Signs from United and Delta, combined with performance issues with American point to a possibility that elites are starting to leave American Airlines after the summer of discontent.
United Elite Increases Indicate Full Elite Participation
Before the announcements to United’s elite qualification this week, I had noticed that the carrier’s status challenges had closed up shop on status matches for the rest of 2019. As much as they may be interested in welcoming new elite business from other carriers as soon as January of 2020, they won’t be extending a status match before then.
I monitor the status match page as I sometimes guide colleagues and readers to challenges and status matches. In three years, I have never seen United stop taking applicants for elite status matches. I switched from American to United after 15 years of loyalty as a result of an unpublished challenge for 1K a couple of years ago and haven’t looked back since.
It’s clear that challenges have stopped due to the transition to the new, higher, elite requirements. However, the program’s changes also indicate that they aren’t afraid of pushing elites away. In fact, they likely have more elites in the program than they can satisfy and thusly have increased the levels to drop some out and drive more incremental revenue.
It’s without a doubt that other American loyalists (as I would) have moved to United and they don’t have to be as competitive with American as a result.

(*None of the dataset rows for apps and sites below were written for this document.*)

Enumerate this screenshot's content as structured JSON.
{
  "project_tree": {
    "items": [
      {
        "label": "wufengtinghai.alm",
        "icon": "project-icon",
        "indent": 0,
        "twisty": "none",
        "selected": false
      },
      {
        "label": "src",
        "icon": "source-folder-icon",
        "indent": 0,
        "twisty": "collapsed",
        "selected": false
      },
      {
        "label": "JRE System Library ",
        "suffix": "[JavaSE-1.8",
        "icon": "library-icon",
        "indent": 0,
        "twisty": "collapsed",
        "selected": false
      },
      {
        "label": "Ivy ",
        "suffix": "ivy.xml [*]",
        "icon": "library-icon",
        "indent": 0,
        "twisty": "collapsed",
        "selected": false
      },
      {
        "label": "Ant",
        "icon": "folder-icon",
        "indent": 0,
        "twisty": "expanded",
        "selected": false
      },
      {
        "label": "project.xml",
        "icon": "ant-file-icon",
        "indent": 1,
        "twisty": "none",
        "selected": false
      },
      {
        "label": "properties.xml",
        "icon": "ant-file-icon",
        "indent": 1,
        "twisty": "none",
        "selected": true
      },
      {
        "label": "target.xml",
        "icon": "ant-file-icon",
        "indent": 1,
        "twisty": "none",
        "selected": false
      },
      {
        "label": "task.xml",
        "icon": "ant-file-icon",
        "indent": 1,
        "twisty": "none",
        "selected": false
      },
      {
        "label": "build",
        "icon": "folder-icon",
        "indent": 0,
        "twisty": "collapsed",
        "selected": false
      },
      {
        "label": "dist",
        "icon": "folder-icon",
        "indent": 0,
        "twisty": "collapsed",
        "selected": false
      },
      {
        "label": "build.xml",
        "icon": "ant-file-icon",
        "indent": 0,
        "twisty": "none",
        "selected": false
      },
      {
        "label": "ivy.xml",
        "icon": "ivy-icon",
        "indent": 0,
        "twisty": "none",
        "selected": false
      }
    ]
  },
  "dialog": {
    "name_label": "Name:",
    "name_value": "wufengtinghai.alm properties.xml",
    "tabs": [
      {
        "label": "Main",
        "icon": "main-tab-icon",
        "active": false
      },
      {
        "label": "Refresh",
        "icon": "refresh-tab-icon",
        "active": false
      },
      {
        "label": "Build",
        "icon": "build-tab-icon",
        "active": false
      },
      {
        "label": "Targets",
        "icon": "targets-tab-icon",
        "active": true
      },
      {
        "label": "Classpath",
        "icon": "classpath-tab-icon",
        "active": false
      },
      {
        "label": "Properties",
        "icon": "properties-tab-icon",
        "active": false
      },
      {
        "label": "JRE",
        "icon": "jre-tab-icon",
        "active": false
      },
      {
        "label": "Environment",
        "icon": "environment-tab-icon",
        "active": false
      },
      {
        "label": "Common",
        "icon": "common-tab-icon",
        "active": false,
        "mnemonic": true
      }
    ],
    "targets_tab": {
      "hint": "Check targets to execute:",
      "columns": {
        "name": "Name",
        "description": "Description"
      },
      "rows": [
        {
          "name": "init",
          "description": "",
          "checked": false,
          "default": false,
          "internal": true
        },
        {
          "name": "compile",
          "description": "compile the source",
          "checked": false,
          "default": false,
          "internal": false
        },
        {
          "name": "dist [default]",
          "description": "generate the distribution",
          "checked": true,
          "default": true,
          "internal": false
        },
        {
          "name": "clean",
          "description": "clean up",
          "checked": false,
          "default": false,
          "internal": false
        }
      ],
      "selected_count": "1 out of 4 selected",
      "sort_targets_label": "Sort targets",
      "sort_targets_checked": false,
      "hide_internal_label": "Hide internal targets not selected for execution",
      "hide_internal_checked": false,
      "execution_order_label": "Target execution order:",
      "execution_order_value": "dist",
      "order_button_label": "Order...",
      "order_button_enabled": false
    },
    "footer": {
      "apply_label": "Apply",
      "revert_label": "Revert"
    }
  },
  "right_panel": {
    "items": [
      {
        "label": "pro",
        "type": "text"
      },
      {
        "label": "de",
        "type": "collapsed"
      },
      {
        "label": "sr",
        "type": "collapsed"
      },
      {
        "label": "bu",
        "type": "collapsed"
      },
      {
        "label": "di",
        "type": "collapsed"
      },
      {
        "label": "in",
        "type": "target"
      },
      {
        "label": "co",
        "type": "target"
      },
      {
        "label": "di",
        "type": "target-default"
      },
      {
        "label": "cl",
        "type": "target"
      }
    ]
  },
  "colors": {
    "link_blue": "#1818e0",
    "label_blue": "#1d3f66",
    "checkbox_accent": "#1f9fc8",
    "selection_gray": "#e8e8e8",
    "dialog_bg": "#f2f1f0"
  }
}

Delta Reports Unexpected Elevated Traffic
Delta had a number of suggestions for their Q3 unexpected uplift. The airline reported higher than anticipated demand, calling it “surprising” and escalating demand. There are some other reasons some analysts have highlighted, among them, lack of exposure to 737-MAX issues (they don’t own any) and limited impact from the rolling Dorian storm that impaired south Florida airport hubs.
CEO Bastian, in perhaps the biggest wink in the history of CEOs countering the exact message they choose to send, in a post about
Bastian said Delta’s success is due more to its own brand and operations, “not the weakness of any of our competitors.” – Boston Globe
He’s not wrong but the strength of their operations and quality of their product showcases the weakness of at least one competitor so on pretty much any front it’s a kind gesture to not poke Parker’s eyes out, but it’s not entirely honest.
American Shuffles Management Ahead of Q3 Reporting
I’ll have more analysis of this later today, but suffice it to say that American has shuffled their management team around and a change at the very top is still possible. American has had a difficult summer, mechanics labor negotiations have not gone well, causing performance issues and changes ahead of Q3 reporting indicates that things have worsened.
United has raised its qualification costs for 1Ks by 50% in the last two years alone to a staggering $18,000 from an already difficult $12,000 (excluding taxes and fees.) United can afford to risk losing some customers because they have inherited so many from American. Delta has cheekily indicated they have been inundated with new business as well. It seems rather obvious to me that American flyers are fleeing the carrier while they “go for greAAt” somewhere else.
What do you think? Do these statements (Delta) and actions (United and American) indicate that frequent flyers are leaving American Airlines? Do you think there is another explanation?